Think about what it would cost to repair or replace any of these improvements. Then talk it over with your insurance representative.
Here are a few common optional property coverages available for you to consider:
- Contents replacement cost
Covers the replacement cost for most of your personal property
- Valuable items coverage
Provides extra protection for items like jewelry, collectibles, and fine art
- Broadened content coverage
Protects your personal property against additional types of losses
Well, it depends. Generally, your condo association’s master policy would cover what’s outside your walls—the physical structure of the condo unit and common areas—and your personal condo policy would be responsible for everything in them. This includes the structures inside your unit like the kitchen, as well as your personal belongings (e.g. electronics, sporting goods, furniture and clothing).
You should review your association’s bylaws and the association’s insurance policy to understand where their responsibility ends and yours begins.

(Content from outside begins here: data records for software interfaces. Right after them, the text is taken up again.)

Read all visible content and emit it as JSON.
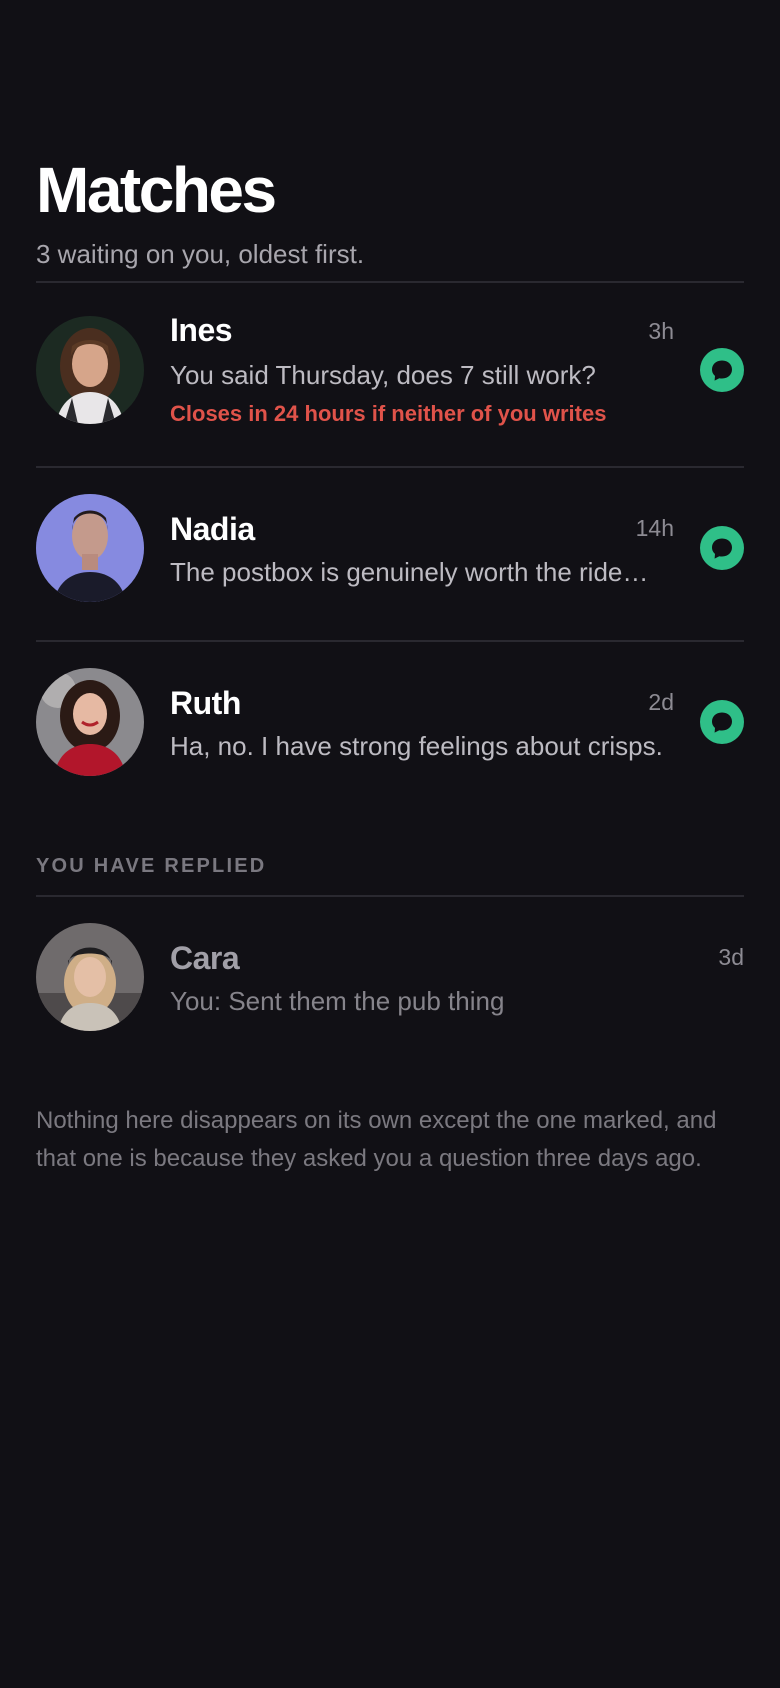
{
  "header": {
    "title": "Matches",
    "subtitle": "3 waiting on you, oldest first."
  },
  "waiting": [
    {
      "name": "Ines",
      "time": "3h",
      "preview": "You said Thursday, does 7 still work?",
      "warning": "Closes in 24 hours if neither of you writes"
    },
    {
      "name": "Nadia",
      "time": "14h",
      "preview": "The postbox is genuinely worth the ride…"
    },
    {
      "name": "Ruth",
      "time": "2d",
      "preview": "Ha, no. I have strong feelings about crisps."
    }
  ],
  "replied_section": {
    "label": "YOU HAVE REPLIED",
    "items": [
      {
        "name": "Cara",
        "time": "3d",
        "preview": "You: Sent them the pub thing"
      }
    ]
  },
  "footnote": "Nothing here disappears on its own except the one marked, and that one is because they asked you a question three days ago.",
  "colors": {
    "background": "#111015",
    "accent": "#2fbf88",
    "warning": "#e0534a"
  },
  "icons": {
    "reply": "chat-bubble-icon"
  }
}
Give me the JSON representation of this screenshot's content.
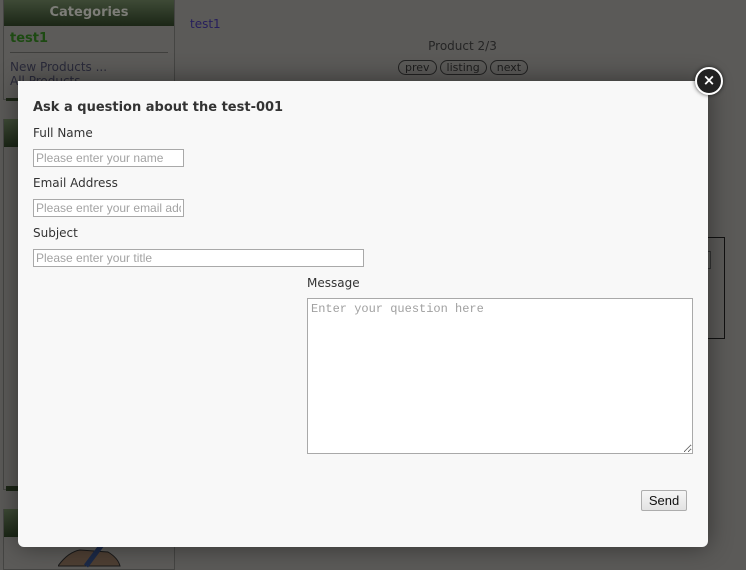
{
  "background": {
    "sidebar": {
      "heading": "Categories",
      "active_category": "test1",
      "links": [
        "New Products ...",
        "All Products ..."
      ]
    },
    "breadcrumb_link": "test1",
    "product_counter": "Product 2/3",
    "nav_buttons": {
      "prev": "prev",
      "listing": "listing",
      "next": "next"
    }
  },
  "modal": {
    "close_icon": "×",
    "title": "Ask a question about the test-001",
    "full_name": {
      "label": "Full Name",
      "value": "",
      "placeholder": "Please enter your name"
    },
    "email": {
      "label": "Email Address",
      "value": "",
      "placeholder": "Please enter your email address"
    },
    "subject": {
      "label": "Subject",
      "value": "",
      "placeholder": "Please enter your title"
    },
    "message": {
      "label": "Message",
      "value": "",
      "placeholder": "Enter your question here"
    },
    "send_label": "Send"
  }
}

Then, an insurance representative can help you determine the coverages and limits that would best protect you and your home.
A deductible is the amount of a covered claim that is your responsibility. And a policy limit (or “limit of liability”) is the maximum amount your insurance company will pay for a covered claim.
Some condo owners opt for a higher deductible in favor of a lower premium. But if the unexpected happens, you need to make sure the amount you choose as a deductible is one you can afford to pay out of pocket.
An insurance representative can help you balance your individual needs.
Possibly. Updates to your condo like renovating a kitchen, expanding a bathroom or attaching a deck may affect the amount of coverage you need.
Check in with an insurance representative when you’re doing a big project, make a big purchase, or on an annual basis, to help ensure your policy remains adequate and up to date.
If you have liability insurance, you may have some coverage for bodily injury, property damage, medical payments and legal expenses if you or a family member is found responsible for causing injury to other people or their property. It does not cover personal injury claims for you or any family members that live with you.
Damage or theft of personal belongings can be covered under personal property coverage of a condo policy. This coverage helps protect items like electronics, sporting equipment and furniture up to your policy limit. It also covers your personal items when they are outside of your home, like if your computer got stolen from your car or hotel room.
Cash, collectibles, jewelry, furs and silverware may only have limited protection and may require a valuable items endorsement or a separate policy.